My Dear Sisters and Brothers! Before we go any further let’s do a bit of grammar. In the greeting “The Lord be with you”, is you singular or plural? Those who still remember Latin Masses should be able to recall the recurring words “Dominus vobiscum” which doesn’t leave any doubt that you is plural. Why does it need to be plural? Answer this question: How can people come to know that Jesus Christ is the One sent by God the Father? In the Gospel of John we read what Jesus said at the Last Supper: “Father, may they be one in us, as you are in me and I am in you, so that the world may believe it was you who sent me.” The convincing sign on earth that Jesus comes from God is the unity of his disciples, our unity. We can see how our societies are divided, how much they have been fragmented. In those fragmented societies the community of believers, the Church, is to be the sign of Jesus Christ who comes from the Father. That’s why Christianity is not for lonely rangers. On the contrary if one separates his or her faith in Jesus from the community of disciples, from the Church, it is like playing soccer of footy on his or her own. It doesn’t make much sense, does it? This message inspired the builders of our ancient cathedrals too. Many bricks and stones, symbolising many members of the Church, put together created those architecture marvels raising minds and hearts to heaven. However those marvels were to draw us, Jesus’ followers, to build communities of people united around Jesus.

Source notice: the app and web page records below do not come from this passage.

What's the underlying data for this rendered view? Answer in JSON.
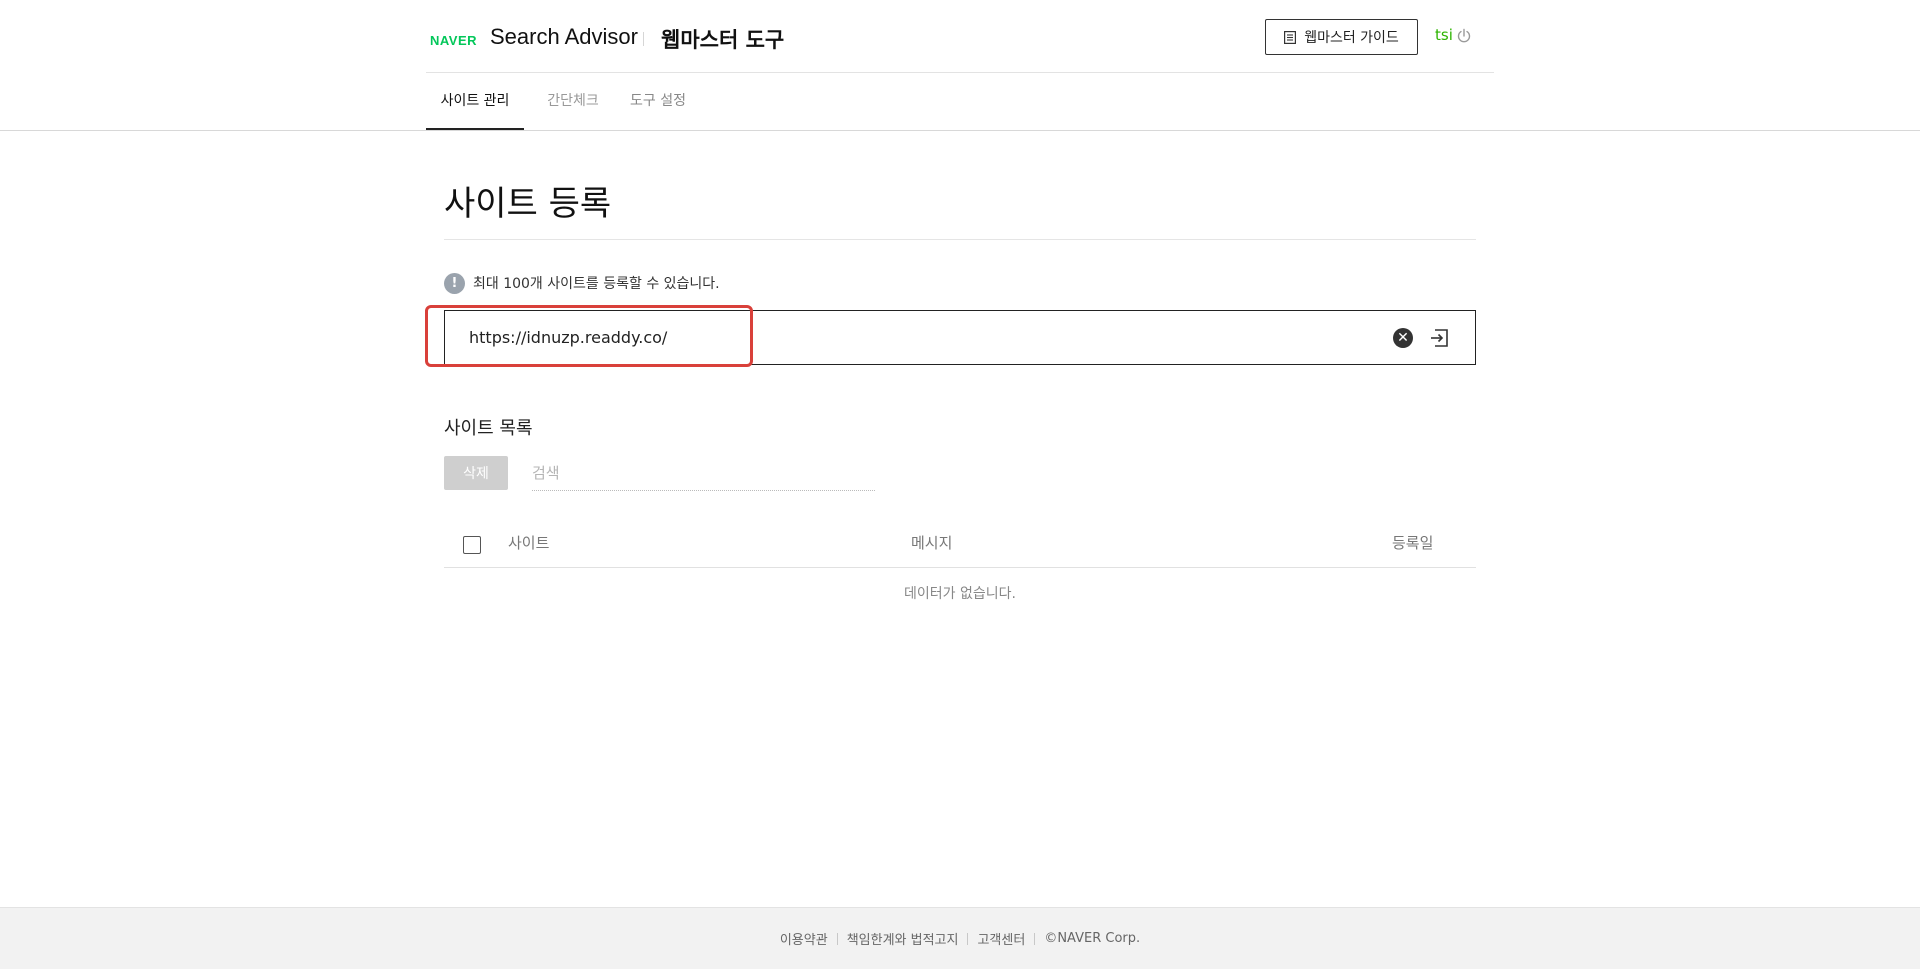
{
  "header": {
    "brand": "NAVER",
    "app_title": "Search Advisor",
    "app_subtitle": "웹마스터 도구",
    "guide_button": "웹마스터 가이드",
    "user": "tsi",
    "icons": {
      "guide": "document-list-icon",
      "logout": "power-icon"
    }
  },
  "tabs": [
    {
      "label": "사이트 관리",
      "active": true
    },
    {
      "label": "간단체크",
      "active": false
    },
    {
      "label": "도구 설정",
      "active": false
    }
  ],
  "main": {
    "title": "사이트 등록",
    "notice": "최대 100개 사이트를 등록할 수 있습니다.",
    "url_input": {
      "value": "https://idnuzp.readdy.co/"
    },
    "list_title": "사이트 목록",
    "delete_button": "삭제",
    "search_placeholder": "검색",
    "table": {
      "columns": [
        "사이트",
        "메시지",
        "등록일"
      ],
      "empty_text": "데이터가 없습니다."
    },
    "colors": {
      "highlight": "#d9403a",
      "brand": "#03c75a",
      "user": "#2db400"
    }
  },
  "footer": {
    "links": [
      "이용약관",
      "책임한계와 법적고지",
      "고객센터"
    ],
    "copyright": "©NAVER Corp."
  }
}
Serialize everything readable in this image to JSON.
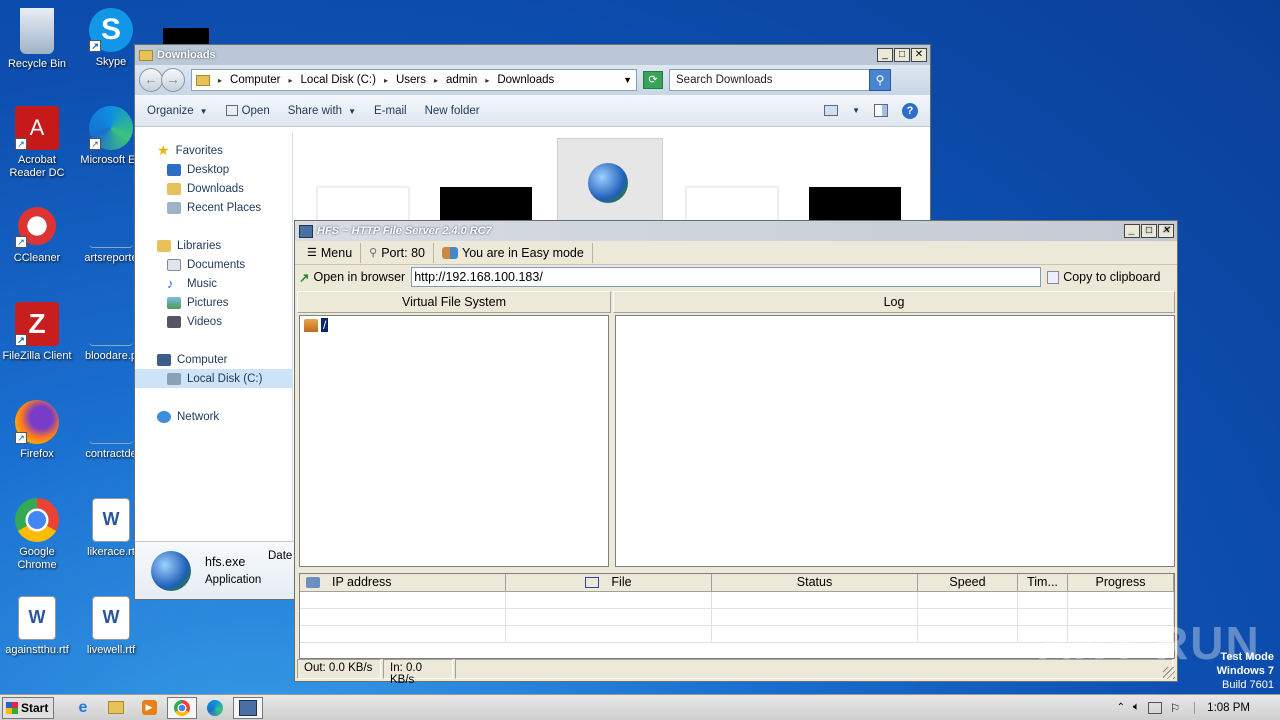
{
  "desktop_icons": [
    {
      "label": "Recycle Bin"
    },
    {
      "label": "Skype"
    },
    {
      "label": "Acrobat\nReader DC"
    },
    {
      "label": "Microsoft Ed"
    },
    {
      "label": "CCleaner"
    },
    {
      "label": "artsreporte"
    },
    {
      "label": "FileZilla Client"
    },
    {
      "label": "bloodare.p"
    },
    {
      "label": "Firefox"
    },
    {
      "label": "contractde"
    },
    {
      "label": "Google\nChrome"
    },
    {
      "label": "likerace.rt"
    },
    {
      "label": "againstthu.rtf"
    },
    {
      "label": "livewell.rtf"
    }
  ],
  "explorer": {
    "title": "Downloads",
    "breadcrumb": [
      "Computer",
      "Local Disk (C:)",
      "Users",
      "admin",
      "Downloads"
    ],
    "search_placeholder": "Search Downloads",
    "commands": {
      "organize": "Organize",
      "open": "Open",
      "share": "Share with",
      "email": "E-mail",
      "newfolder": "New folder"
    },
    "nav": {
      "favorites": "Favorites",
      "desktop": "Desktop",
      "downloads": "Downloads",
      "recent": "Recent Places",
      "libraries": "Libraries",
      "documents": "Documents",
      "music": "Music",
      "pictures": "Pictures",
      "videos": "Videos",
      "computer": "Computer",
      "localdisk": "Local Disk (C:)",
      "network": "Network"
    },
    "details": {
      "name": "hfs.exe",
      "type": "Application",
      "date_label": "Date"
    }
  },
  "hfs": {
    "title": "HFS ~ HTTP File Server 2.4.0 RC7",
    "menu": "Menu",
    "port": "Port: 80",
    "mode": "You are in Easy mode",
    "open_browser": "Open in browser",
    "url": "http://192.168.100.183/",
    "copy": "Copy to clipboard",
    "vfs_header": "Virtual File System",
    "vfs_root": "/",
    "log_header": "Log",
    "columns": [
      "IP address",
      "File",
      "Status",
      "Speed",
      "Tim...",
      "Progress"
    ],
    "status_out": "Out: 0.0 KB/s",
    "status_in": "In: 0.0 KB/s"
  },
  "taskbar": {
    "start": "Start",
    "time": "1:08 PM"
  },
  "system": {
    "test_mode": "Test Mode",
    "os": "Windows 7",
    "build": "Build 7601"
  },
  "watermark": "ANY RUN"
}
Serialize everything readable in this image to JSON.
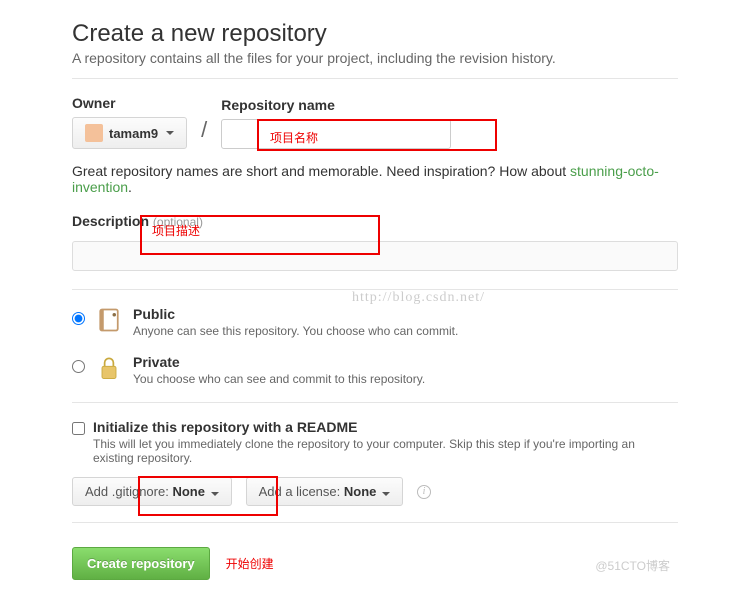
{
  "header": {
    "title": "Create a new repository",
    "subtitle": "A repository contains all the files for your project, including the revision history."
  },
  "owner": {
    "label": "Owner",
    "username": "tamam9"
  },
  "repo": {
    "label": "Repository name",
    "value": ""
  },
  "hint": {
    "text_before": "Great repository names are short and memorable. Need inspiration? How about ",
    "suggestion": "stunning-octo-invention",
    "text_after": "."
  },
  "description": {
    "label": "Description",
    "optional": "(optional)",
    "value": ""
  },
  "visibility": {
    "public": {
      "title": "Public",
      "sub": "Anyone can see this repository. You choose who can commit."
    },
    "private": {
      "title": "Private",
      "sub": "You choose who can see and commit to this repository."
    }
  },
  "init": {
    "title": "Initialize this repository with a README",
    "sub": "This will let you immediately clone the repository to your computer. Skip this step if you're importing an existing repository."
  },
  "dropdowns": {
    "gitignore_prefix": "Add .gitignore: ",
    "gitignore_value": "None",
    "license_prefix": "Add a license: ",
    "license_value": "None"
  },
  "submit": {
    "label": "Create repository"
  },
  "annotations": {
    "name": "项目名称",
    "desc": "项目描述",
    "create": "开始创建"
  },
  "watermark": {
    "url": "http://blog.csdn.net/",
    "corner": "@51CTO博客"
  }
}
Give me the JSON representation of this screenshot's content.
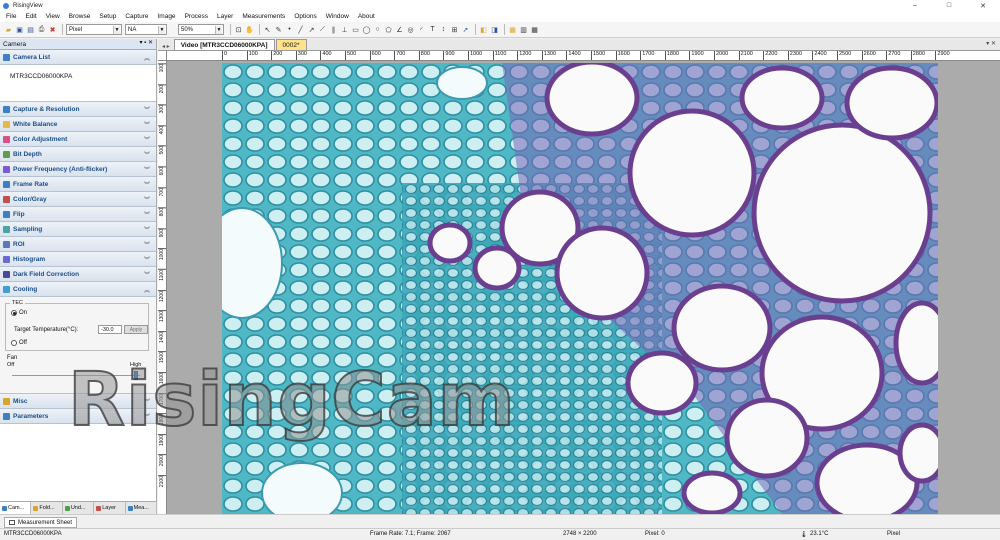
{
  "app": {
    "title": "RisingView"
  },
  "menu": [
    "File",
    "Edit",
    "View",
    "Browse",
    "Setup",
    "Capture",
    "Image",
    "Process",
    "Layer",
    "Measurements",
    "Options",
    "Window",
    "About"
  ],
  "toolbar": {
    "unit": "Pixel",
    "scale": "NA",
    "zoom": "50%"
  },
  "camera_panel": {
    "title": "Camera",
    "camera_list_label": "Camera List",
    "camera_name": "MTR3CCD06000KPA",
    "sections": [
      "Capture & Resolution",
      "White Balance",
      "Color Adjustment",
      "Bit Depth",
      "Power Frequency (Anti-flicker)",
      "Frame Rate",
      "Color/Gray",
      "Flip",
      "Sampling",
      "ROI",
      "Histogram",
      "Dark Field Correction",
      "Cooling"
    ],
    "section_colors": [
      "#3d7fc4",
      "#e6b84a",
      "#d94f8a",
      "#5aa04a",
      "#7b5bd1",
      "#3d7fc4",
      "#c05050",
      "#3d7fc4",
      "#4ba3a3",
      "#5a7ab5",
      "#6a6ad0",
      "#4a4a9a",
      "#3d9fd4"
    ],
    "cooling": {
      "tec_label": "TEC",
      "on_label": "On",
      "off_label": "Off",
      "target_label": "Target Temperature(°C):",
      "target_value": "-30.0",
      "apply_label": "Apply",
      "fan_label": "Fan",
      "fan_off": "Off",
      "fan_high": "High",
      "fan_level_fraction": 0.97
    },
    "after_sections": [
      "Misc",
      "Parameters"
    ]
  },
  "bottom_tabs": [
    "Cam...",
    "Fold...",
    "Und...",
    "Layer",
    "Mea..."
  ],
  "doc_tabs": {
    "video": "Video [MTR3CCD06000KPA]",
    "image": "0002*"
  },
  "hruler_ticks": [
    "0",
    "100",
    "200",
    "300",
    "400",
    "500",
    "600",
    "700",
    "800",
    "900",
    "1000",
    "1100",
    "1200",
    "1300",
    "1400",
    "1500",
    "1600",
    "1700",
    "1800",
    "1900",
    "2000",
    "2100",
    "2200",
    "2300",
    "2400",
    "2500",
    "2600",
    "2700",
    "2800",
    "2900"
  ],
  "vruler_ticks": [
    "100",
    "200",
    "300",
    "400",
    "500",
    "600",
    "700",
    "800",
    "900",
    "1000",
    "1100",
    "1200",
    "1300",
    "1400",
    "1500",
    "1600",
    "1700",
    "1800",
    "1900",
    "2000",
    "2100"
  ],
  "watermark": "RisingCam",
  "measure_tab": "Measurement Sheet",
  "status": {
    "camera": "MTR3CCD06000KPA",
    "frame": "Frame Rate: 7.1; Frame: 2067",
    "resolution": "2748 × 2200",
    "pixel": "Pixel: 0",
    "temp": "23.1°C",
    "unit": "Pixel"
  }
}
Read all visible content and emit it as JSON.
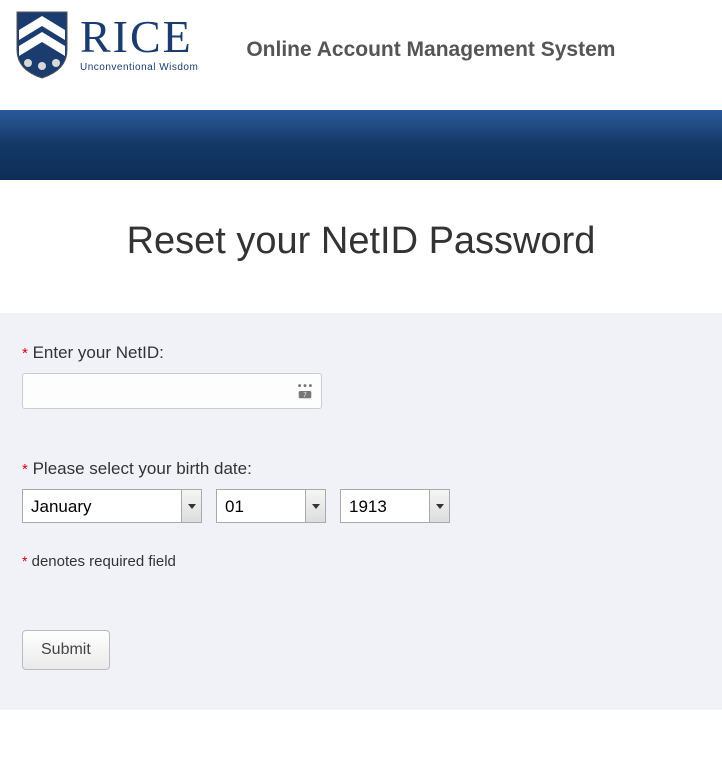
{
  "header": {
    "brand": "RICE",
    "tagline": "Unconventional Wisdom",
    "system_title": "Online Account Management System"
  },
  "page": {
    "title": "Reset your NetID Password"
  },
  "form": {
    "netid_label": "Enter your NetID:",
    "netid_value": "",
    "birthdate_label": "Please select your birth date:",
    "month_value": "January",
    "day_value": "01",
    "year_value": "1913",
    "required_note": "denotes required field",
    "submit_label": "Submit",
    "required_marker": "*"
  }
}
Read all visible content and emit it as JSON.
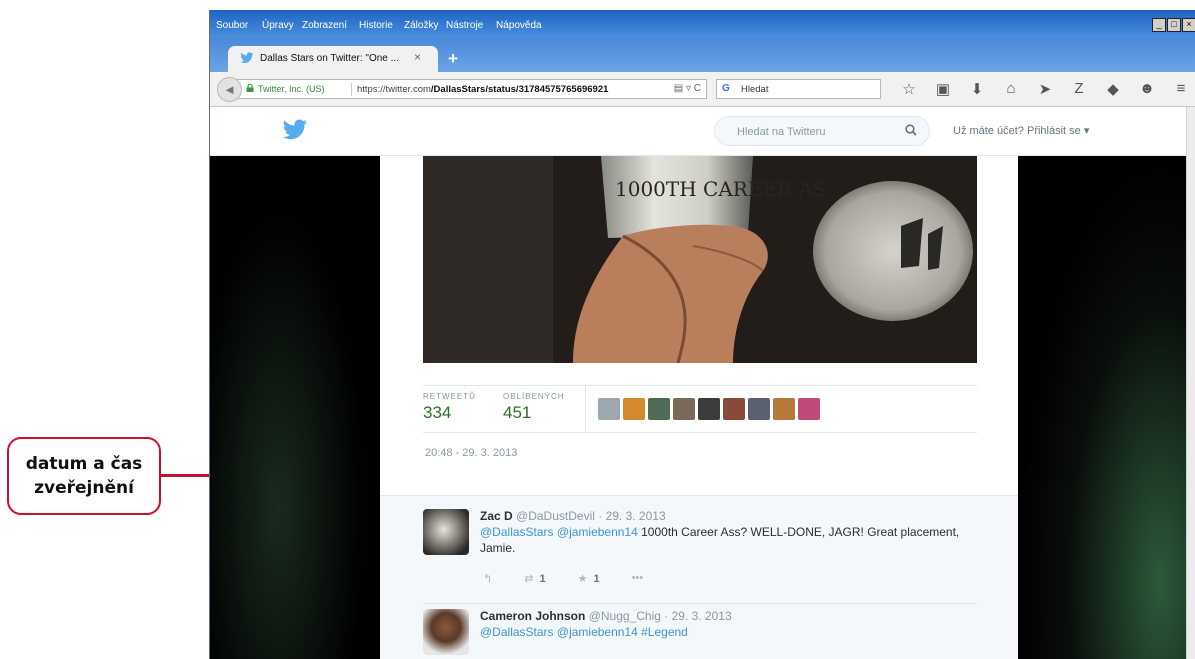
{
  "callout": {
    "line1": "datum a čas",
    "line2": "zveřejnění",
    "color": "#c8102e"
  },
  "menu": [
    "Soubor",
    "Úpravy",
    "Zobrazení",
    "Historie",
    "Záložky",
    "Nástroje",
    "Nápověda"
  ],
  "tab": {
    "title": "Dallas Stars on Twitter: \"One ...",
    "close": "×",
    "new_tab": "+"
  },
  "urlbar": {
    "identity": "Twitter, Inc. (US)",
    "url_host": "https://twitter.com",
    "url_path": "/DallasStars/status/3178457576569692​1",
    "reload": "C"
  },
  "searchbar": {
    "placeholder": "Hledat"
  },
  "twitter": {
    "search_placeholder": "Hledat na Twitteru",
    "login": "Už máte účet? Přihlásit se ▾",
    "brand_color": "#55acee"
  },
  "tweet": {
    "photo_text": "1000TH CAREER AS",
    "retweets_label": "RETWEETŮ",
    "retweets": "334",
    "favorites_label": "OBLÍBENÝCH",
    "favorites": "451",
    "timestamp": "20:48 - 29. 3. 2013"
  },
  "replies": [
    {
      "name": "Zac D",
      "meta": "@DaDustDevil · 29. 3. 2013",
      "mention1": "@DallasStars",
      "mention2": "@jamiebenn14",
      "text": " 1000th Career Ass?  WELL-DONE, JAGR! Great placement, Jamie.",
      "retweets": "1",
      "favorites": "1",
      "more": "•••"
    },
    {
      "name": "Cameron Johnson",
      "meta": "@Nugg_Chig · 29. 3. 2013",
      "mention1": "@DallasStars",
      "mention2": "@jamiebenn14",
      "text": " #Legend"
    }
  ]
}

“The Lord be with you” we hear at the beginning of the Mass, as no single person here present, doesn’t matter how holy and perfect she or he could be, can substitute for the community of believers, to be a convincing sign of who Jesus is, the Only Son of God who came here to give people eternal life.
However every greeting needs a response, so what is the response to “The Lord be with you”? “And with your Spirit.” Someone asked whether it should be “And with your soul Father” which makes a sense as each one of us, including the priest, has got a soul. But let me read a few sentences from the Pontifical which is the liturgical book used by our bishops when they perform services reserved only to them, such as ordination of deacons, priests and bishops. When the bishop ordains a deacon he asks God: “Lord, send forth upon him the Holy Spirit, that he may be strengthened by the gift of your sevenfold grace to carry out faithfully the work of the ministry.” For a new priest the bishop prays: “Renew within him the Spirit of holiness.” When a new bishop is being ordained he hears this sprayer: “So now pour out upon this chosen one that power which is from you, the governing Spirit whom you gave to your beloved Son Jesus Christ, the Spirit given by him to the holy apostles.” So when the congregation says: “And with your Spirit” it acknowledges that unique moment of ordination which uniquely configured the priest to Jesus Christ. The priest acts in the Person of Christ, and certainly not by his own resources.
My Dear Fellow Believers! This greeting put all of us in the right place at Mass, like we could hear in the Gospel. It reminds us that we must be a united community in order to show Jesus Christ to the world. The greeting also reminds the priest that Mass is not his own show but rather it is the time of grace when the Blessed Lord speaks to his followers and forms them according to his Heart.